▶ _Task statement_
Repeat the data exactly, every last line of it.

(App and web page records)

_ _ _ _ _ _ _

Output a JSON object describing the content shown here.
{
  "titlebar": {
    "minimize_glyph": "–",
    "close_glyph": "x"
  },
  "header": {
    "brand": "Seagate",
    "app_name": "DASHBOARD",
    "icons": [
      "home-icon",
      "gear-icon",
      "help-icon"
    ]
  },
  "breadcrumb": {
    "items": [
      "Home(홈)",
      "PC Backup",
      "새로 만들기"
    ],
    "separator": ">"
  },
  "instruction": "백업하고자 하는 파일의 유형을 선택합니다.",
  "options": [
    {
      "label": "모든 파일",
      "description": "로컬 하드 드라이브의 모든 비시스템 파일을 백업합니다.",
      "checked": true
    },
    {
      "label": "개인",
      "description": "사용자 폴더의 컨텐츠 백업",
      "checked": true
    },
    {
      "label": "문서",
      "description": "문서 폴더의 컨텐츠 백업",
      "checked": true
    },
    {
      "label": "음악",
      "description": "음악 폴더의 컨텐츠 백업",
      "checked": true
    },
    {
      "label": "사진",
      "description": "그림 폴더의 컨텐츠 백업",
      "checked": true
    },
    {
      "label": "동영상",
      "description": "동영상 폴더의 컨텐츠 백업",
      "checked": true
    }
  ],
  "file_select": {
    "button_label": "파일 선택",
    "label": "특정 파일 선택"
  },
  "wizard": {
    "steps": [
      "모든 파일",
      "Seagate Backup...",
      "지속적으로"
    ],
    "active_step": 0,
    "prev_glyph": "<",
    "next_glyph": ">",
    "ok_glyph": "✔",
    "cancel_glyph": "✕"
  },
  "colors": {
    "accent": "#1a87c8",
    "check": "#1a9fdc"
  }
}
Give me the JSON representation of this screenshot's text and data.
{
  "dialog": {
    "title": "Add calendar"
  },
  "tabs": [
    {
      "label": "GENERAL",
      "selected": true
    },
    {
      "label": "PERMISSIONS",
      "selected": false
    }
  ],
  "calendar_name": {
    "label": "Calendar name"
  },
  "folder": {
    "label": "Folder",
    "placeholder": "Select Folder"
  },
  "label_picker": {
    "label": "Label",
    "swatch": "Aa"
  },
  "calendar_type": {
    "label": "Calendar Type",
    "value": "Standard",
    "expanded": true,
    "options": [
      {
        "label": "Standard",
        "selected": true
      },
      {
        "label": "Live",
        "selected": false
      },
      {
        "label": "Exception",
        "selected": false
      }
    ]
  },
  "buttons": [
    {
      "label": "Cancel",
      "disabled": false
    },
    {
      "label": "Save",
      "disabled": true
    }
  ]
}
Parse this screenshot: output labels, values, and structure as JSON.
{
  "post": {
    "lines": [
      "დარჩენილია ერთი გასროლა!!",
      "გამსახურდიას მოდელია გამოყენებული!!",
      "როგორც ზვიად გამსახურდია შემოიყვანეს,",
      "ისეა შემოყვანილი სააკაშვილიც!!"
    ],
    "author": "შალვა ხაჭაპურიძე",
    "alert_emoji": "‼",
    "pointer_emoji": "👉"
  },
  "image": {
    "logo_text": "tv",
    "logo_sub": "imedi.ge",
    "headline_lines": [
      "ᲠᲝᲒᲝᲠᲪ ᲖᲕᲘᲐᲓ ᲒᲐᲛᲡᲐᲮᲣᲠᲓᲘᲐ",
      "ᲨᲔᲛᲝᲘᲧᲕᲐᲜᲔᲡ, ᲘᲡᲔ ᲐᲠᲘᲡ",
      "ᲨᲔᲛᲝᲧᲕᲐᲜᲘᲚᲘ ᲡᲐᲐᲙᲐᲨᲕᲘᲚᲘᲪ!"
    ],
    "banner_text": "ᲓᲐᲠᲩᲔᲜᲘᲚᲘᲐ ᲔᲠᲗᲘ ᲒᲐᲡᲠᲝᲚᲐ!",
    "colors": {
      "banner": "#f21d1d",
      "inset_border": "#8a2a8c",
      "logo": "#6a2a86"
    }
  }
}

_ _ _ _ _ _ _

▶ _Solution to this exercise_
Output a JSON object describing the content shown here.
{
  "titlebar": {
    "minimize_glyph": "–",
    "close_glyph": "x"
  },
  "header": {
    "brand": "Seagate",
    "app_name": "DASHBOARD",
    "icons": [
      "home-icon",
      "gear-icon",
      "help-icon"
    ]
  },
  "breadcrumb": {
    "items": [
      "Home(홈)",
      "PC Backup",
      "새로 만들기"
    ],
    "separator": ">"
  },
  "instruction": "백업하고자 하는 파일의 유형을 선택합니다.",
  "options": [
    {
      "label": "모든 파일",
      "description": "로컬 하드 드라이브의 모든 비시스템 파일을 백업합니다.",
      "checked": true
    },
    {
      "label": "개인",
      "description": "사용자 폴더의 컨텐츠 백업",
      "checked": true
    },
    {
      "label": "문서",
      "description": "문서 폴더의 컨텐츠 백업",
      "checked": true
    },
    {
      "label": "음악",
      "description": "음악 폴더의 컨텐츠 백업",
      "checked": true
    },
    {
      "label": "사진",
      "description": "그림 폴더의 컨텐츠 백업",
      "checked": true
    },
    {
      "label": "동영상",
      "description": "동영상 폴더의 컨텐츠 백업",
      "checked": true
    }
  ],
  "file_select": {
    "button_label": "파일 선택",
    "label": "특정 파일 선택"
  },
  "wizard": {
    "steps": [
      "모든 파일",
      "Seagate Backup...",
      "지속적으로"
    ],
    "active_step": 0,
    "prev_glyph": "<",
    "next_glyph": ">",
    "ok_glyph": "✔",
    "cancel_glyph": "✕"
  },
  "colors": {
    "accent": "#1a87c8",
    "check": "#1a9fdc"
  }
}
Give me the JSON representation of this screenshot's text and data.
{
  "dialog": {
    "title": "Add calendar"
  },
  "tabs": [
    {
      "label": "GENERAL",
      "selected": true
    },
    {
      "label": "PERMISSIONS",
      "selected": false
    }
  ],
  "calendar_name": {
    "label": "Calendar name"
  },
  "folder": {
    "label": "Folder",
    "placeholder": "Select Folder"
  },
  "label_picker": {
    "label": "Label",
    "swatch": "Aa"
  },
  "calendar_type": {
    "label": "Calendar Type",
    "value": "Standard",
    "expanded": true,
    "options": [
      {
        "label": "Standard",
        "selected": true
      },
      {
        "label": "Live",
        "selected": false
      },
      {
        "label": "Exception",
        "selected": false
      }
    ]
  },
  "buttons": [
    {
      "label": "Cancel",
      "disabled": false
    },
    {
      "label": "Save",
      "disabled": true
    }
  ]
}
Parse this screenshot: output labels, values, and structure as JSON.
{
  "post": {
    "lines": [
      "დარჩენილია ერთი გასროლა!!",
      "გამსახურდიას მოდელია გამოყენებული!!",
      "როგორც ზვიად გამსახურდია შემოიყვანეს,",
      "ისეა შემოყვანილი სააკაშვილიც!!"
    ],
    "author": "შალვა ხაჭაპურიძე",
    "alert_emoji": "‼",
    "pointer_emoji": "👉"
  },
  "image": {
    "logo_text": "tv",
    "logo_sub": "imedi.ge",
    "headline_lines": [
      "ᲠᲝᲒᲝᲠᲪ ᲖᲕᲘᲐᲓ ᲒᲐᲛᲡᲐᲮᲣᲠᲓᲘᲐ",
      "ᲨᲔᲛᲝᲘᲧᲕᲐᲜᲔᲡ, ᲘᲡᲔ ᲐᲠᲘᲡ",
      "ᲨᲔᲛᲝᲧᲕᲐᲜᲘᲚᲘ ᲡᲐᲐᲙᲐᲨᲕᲘᲚᲘᲪ!"
    ],
    "banner_text": "ᲓᲐᲠᲩᲔᲜᲘᲚᲘᲐ ᲔᲠᲗᲘ ᲒᲐᲡᲠᲝᲚᲐ!",
    "colors": {
      "banner": "#f21d1d",
      "inset_border": "#8a2a8c",
      "logo": "#6a2a86"
    }
  }
}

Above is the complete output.